Legislators and advocates celebrated the passage of this bill and released the following statements:

“Passage of HB 2531 will help Oregon in our fight against climate change,” stated Representative Pam Marsh (HD 5), who managed the bill in her House Climate, Energy and Environment committee. “By 2050, the bill will prevent the release of 516,000 metric tons of carbon dioxide – the equivalent of 111,000 gasoline-powered passenger vehicles driven for one year.” 

“We no longer have to make the trade-off of efficient lighting versus an environmental hazard,” said Senator Janeen Sollman (SD-15), who carried the bill on the Senate floor. “House Bill 2531 phases out the use of fluorescent lamps as we now have better options to choose from, with newer LED light bulb technology that is even more efficient, has even longer lifespans and without dangerous mercury.”

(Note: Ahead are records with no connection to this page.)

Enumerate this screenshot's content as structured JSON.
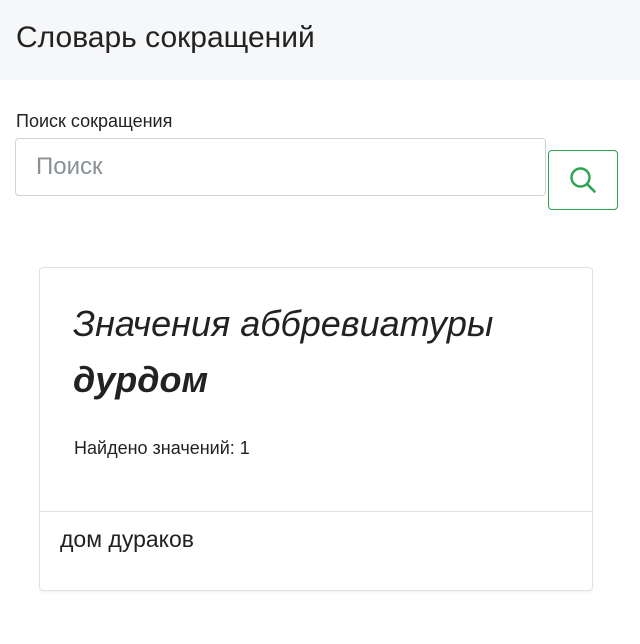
{
  "header": {
    "title": "Словарь сокращений"
  },
  "search": {
    "label": "Поиск сокращения",
    "placeholder": "Поиск",
    "value": "",
    "button_icon": "search-icon",
    "button_color": "#2ea44f"
  },
  "result": {
    "heading_prefix": "Значения аббревиатуры",
    "abbreviation": "дурдом",
    "count_label": "Найдено значений:",
    "count": "1",
    "meanings": [
      "дом дураков"
    ]
  }
}
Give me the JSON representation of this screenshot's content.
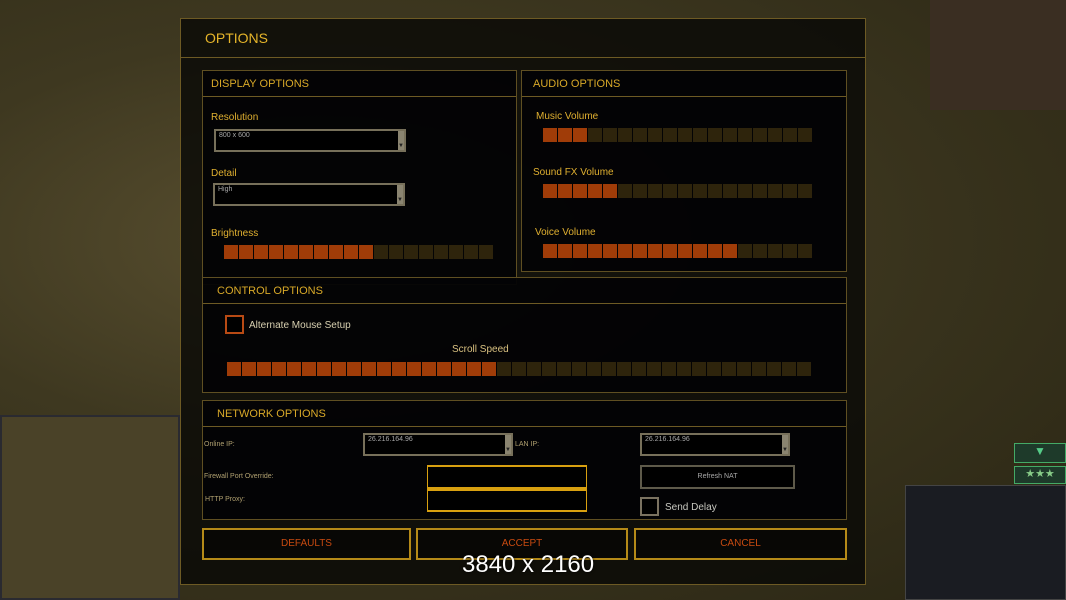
{
  "dialog": {
    "title": "OPTIONS"
  },
  "display": {
    "header": "DISPLAY OPTIONS",
    "resolution_label": "Resolution",
    "resolution_value": "800 x 600",
    "detail_label": "Detail",
    "detail_value": "High",
    "brightness_label": "Brightness",
    "brightness": {
      "filled": 10,
      "total": 18
    }
  },
  "audio": {
    "header": "AUDIO OPTIONS",
    "music_label": "Music Volume",
    "music": {
      "filled": 3,
      "total": 18
    },
    "sfx_label": "Sound FX Volume",
    "sfx": {
      "filled": 5,
      "total": 18
    },
    "voice_label": "Voice Volume",
    "voice": {
      "filled": 13,
      "total": 18
    }
  },
  "control": {
    "header": "CONTROL OPTIONS",
    "alt_mouse_label": "Alternate Mouse Setup",
    "scroll_label": "Scroll Speed",
    "scroll": {
      "filled": 18,
      "total": 39
    }
  },
  "network": {
    "header": "NETWORK OPTIONS",
    "online_ip_label": "Online IP:",
    "online_ip_value": "26.216.164.96",
    "lan_ip_label": "LAN IP:",
    "lan_ip_value": "26.216.164.96",
    "firewall_label": "Firewall Port Override:",
    "http_proxy_label": "HTTP Proxy:",
    "refresh_nat": "Refresh NAT",
    "send_delay_label": "Send Delay"
  },
  "buttons": {
    "defaults": "DEFAULTS",
    "accept": "ACCEPT",
    "cancel": "CANCEL"
  },
  "overlay": {
    "resolution_text": "3840 x 2160"
  },
  "colors": {
    "accent": "#e6b52a",
    "slider_on": "#a03c08",
    "slider_off": "#2e240c",
    "button_text": "#c84a10"
  }
}
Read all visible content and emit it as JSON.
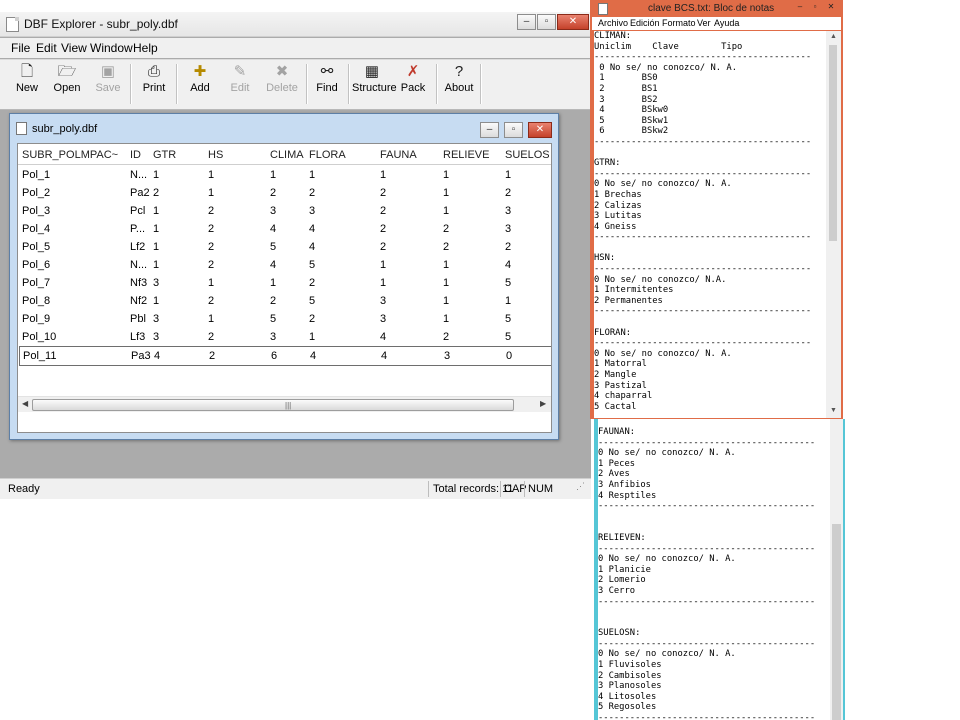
{
  "dbf_window": {
    "title": "DBF Explorer - subr_poly.dbf",
    "menu": [
      "File",
      "Edit",
      "View",
      "Window",
      "Help"
    ],
    "toolbar": [
      {
        "label": "New",
        "icon": "new-file-icon",
        "enabled": true
      },
      {
        "label": "Open",
        "icon": "open-folder-icon",
        "enabled": true
      },
      {
        "label": "Save",
        "icon": "save-disk-icon",
        "enabled": false
      },
      {
        "label": "Print",
        "icon": "printer-icon",
        "enabled": true
      },
      {
        "label": "Add",
        "icon": "add-record-icon",
        "enabled": true
      },
      {
        "label": "Edit",
        "icon": "edit-record-icon",
        "enabled": false
      },
      {
        "label": "Delete",
        "icon": "delete-record-icon",
        "enabled": false
      },
      {
        "label": "Find",
        "icon": "binoculars-icon",
        "enabled": true
      },
      {
        "label": "Structure",
        "icon": "structure-icon",
        "enabled": true
      },
      {
        "label": "Pack",
        "icon": "pack-icon",
        "enabled": true
      },
      {
        "label": "About",
        "icon": "question-icon",
        "enabled": true
      }
    ],
    "child_window": {
      "title": "subr_poly.dbf",
      "columns": [
        "SUBR_POLMPAC~",
        "ID",
        "GTR",
        "HS",
        "CLIMA",
        "FLORA",
        "FAUNA",
        "RELIEVE",
        "SUELOS"
      ],
      "rows": [
        [
          "Pol_1",
          "N...",
          "1",
          "1",
          "1",
          "1",
          "1",
          "1",
          "1"
        ],
        [
          "Pol_2",
          "Pa2",
          "2",
          "1",
          "2",
          "2",
          "2",
          "1",
          "2"
        ],
        [
          "Pol_3",
          "Pcl",
          "1",
          "2",
          "3",
          "3",
          "2",
          "1",
          "3"
        ],
        [
          "Pol_4",
          "P...",
          "1",
          "2",
          "4",
          "4",
          "2",
          "2",
          "3"
        ],
        [
          "Pol_5",
          "Lf2",
          "1",
          "2",
          "5",
          "4",
          "2",
          "2",
          "2"
        ],
        [
          "Pol_6",
          "N...",
          "1",
          "2",
          "4",
          "5",
          "1",
          "1",
          "4"
        ],
        [
          "Pol_7",
          "Nf3",
          "3",
          "1",
          "1",
          "2",
          "1",
          "1",
          "5"
        ],
        [
          "Pol_8",
          "Nf2",
          "1",
          "2",
          "2",
          "5",
          "3",
          "1",
          "1"
        ],
        [
          "Pol_9",
          "Pbl",
          "3",
          "1",
          "5",
          "2",
          "3",
          "1",
          "5"
        ],
        [
          "Pol_10",
          "Lf3",
          "3",
          "2",
          "3",
          "1",
          "4",
          "2",
          "5"
        ],
        [
          "Pol_11",
          "Pa3",
          "4",
          "2",
          "6",
          "4",
          "4",
          "3",
          "0"
        ]
      ],
      "selected_row": 10
    },
    "status": {
      "left": "Ready",
      "records": "Total records: 11",
      "cap": "CAP",
      "num": "NUM"
    }
  },
  "notepad": {
    "title": "clave BCS.txt: Bloc de notas",
    "menu": [
      "Archivo",
      "Edición",
      "Formato",
      "Ver",
      "Ayuda"
    ],
    "text_top": "CLIMAN:\nUniclim    Clave        Tipo\n-----------------------------------------\n 0 No se/ no conozco/ N. A.\n 1       BS0\n 2       BS1\n 3       BS2\n 4       BSkw0\n 5       BSkw1\n 6       BSkw2\n-----------------------------------------\n\nGTRN:\n-----------------------------------------\n0 No se/ no conozco/ N. A.\n1 Brechas\n2 Calizas\n3 Lutitas\n4 Gneiss\n-----------------------------------------\n\nHSN:\n-----------------------------------------\n0 No se/ no conozco/ N.A.\n1 Intermitentes\n2 Permanentes\n-----------------------------------------\n\nFLORAN:\n-----------------------------------------\n0 No se/ no conozco/ N. A.\n1 Matorral\n2 Mangle\n3 Pastizal\n4 chaparral\n5 Cactal",
    "text_bottom": "FAUNAN:\n-----------------------------------------\n0 No se/ no conozco/ N. A.\n1 Peces\n2 Aves\n3 Anfibios\n4 Resptiles\n-----------------------------------------\n\n\nRELIEVEN:\n-----------------------------------------\n0 No se/ no conozco/ N. A.\n1 Planicie\n2 Lomerio\n3 Cerro\n-----------------------------------------\n\n\nSUELOSN:\n-----------------------------------------\n0 No se/ no conozco/ N. A.\n1 Fluvisoles\n2 Cambisoles\n3 Planosoles\n4 Litosoles\n5 Regosoles\n-----------------------------------------"
  }
}
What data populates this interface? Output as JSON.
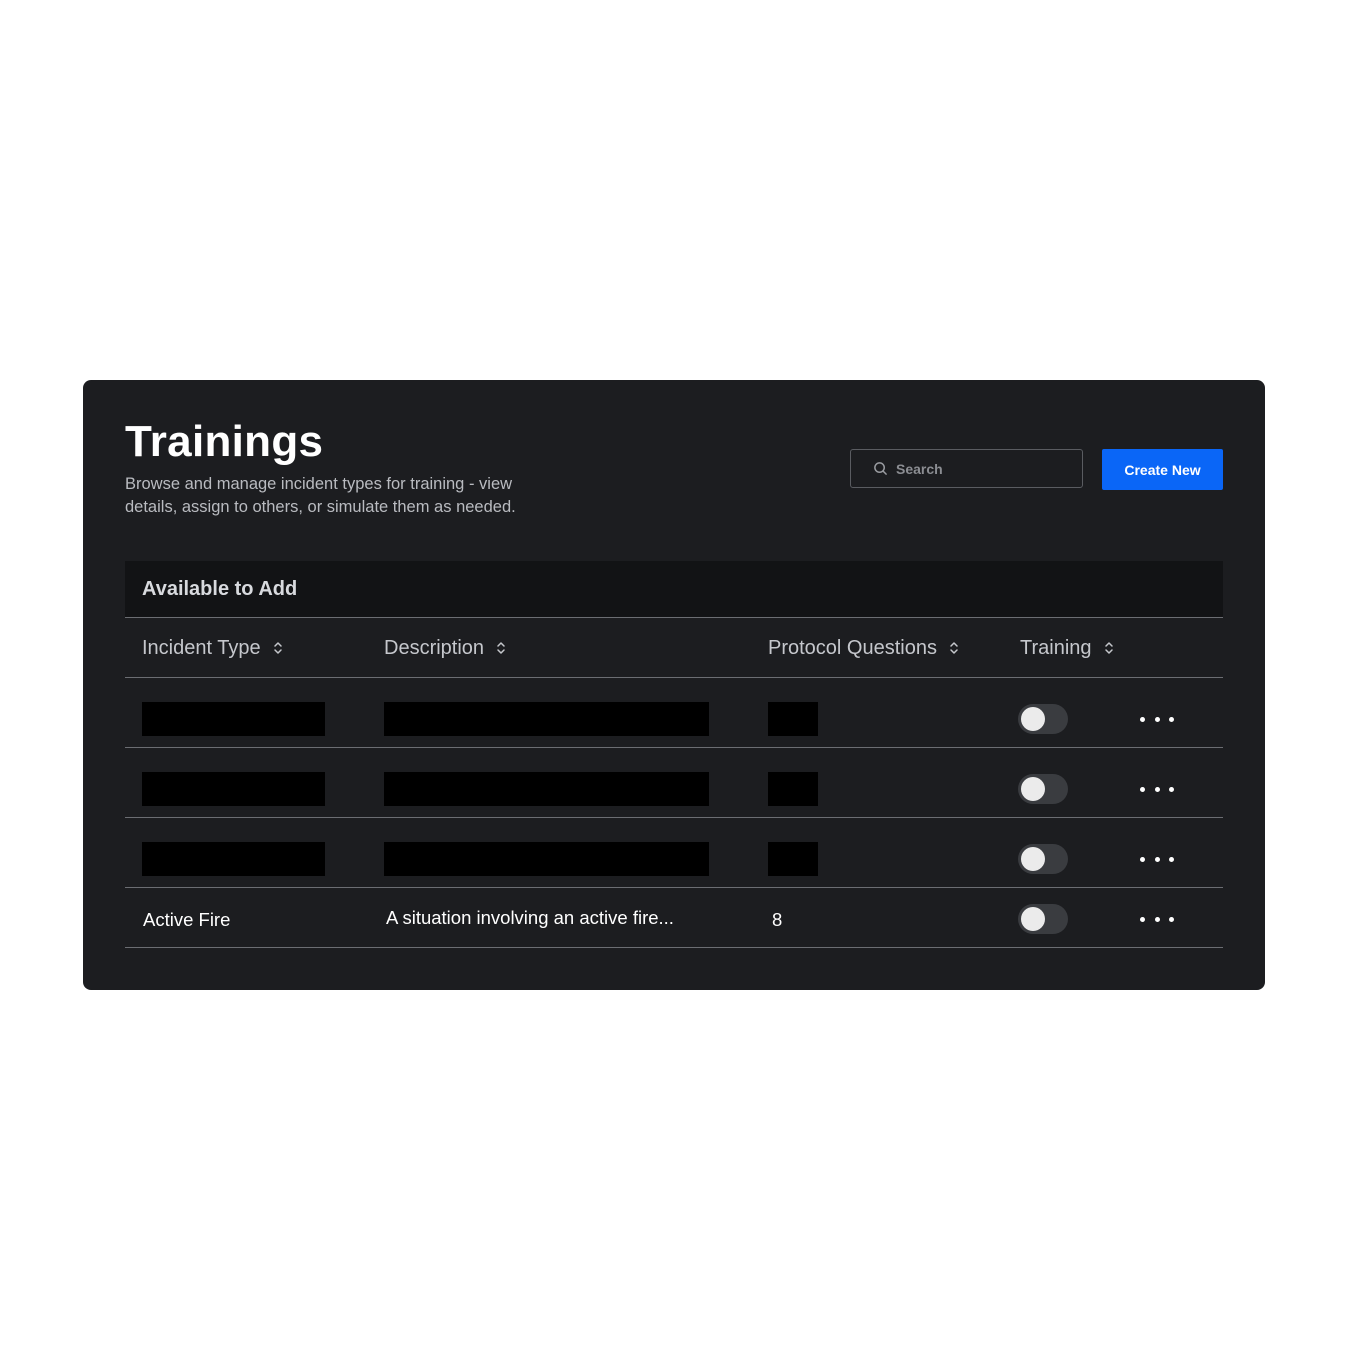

“With other states adopting similar legislation to phase out fluorescent light bulbs, it makes sense for Oregon to do the same,” noted Jeff Bissonnette, with the NW Energy Coalition. “Some say the market will make the transition to LED bulbs on its own. All we are doing is accelerating the process and delivering value to consumers at the same time.”

“We can save energy and reduce our exposure to toxic mercury,” said Celeste Meiffren-Swango, state director of Environment Oregon. “The bill passed by the legislature today will help protect the health and safety of Oregonians for years to come, and we urge Governor Kotek to sign it.”

“Market analysis has shown LEDs are now widely available and cost effective as replacements for fluorescent light bulbs,” said Brian Fadie, state policy manager with Appliance Standards Awareness Project (ASAP). “Other states like California, Colorado, and Vermont have also begun phasing out common fluorescent light bulbs because they recognize this transition is a win-win. It’s time for Oregon to join them.”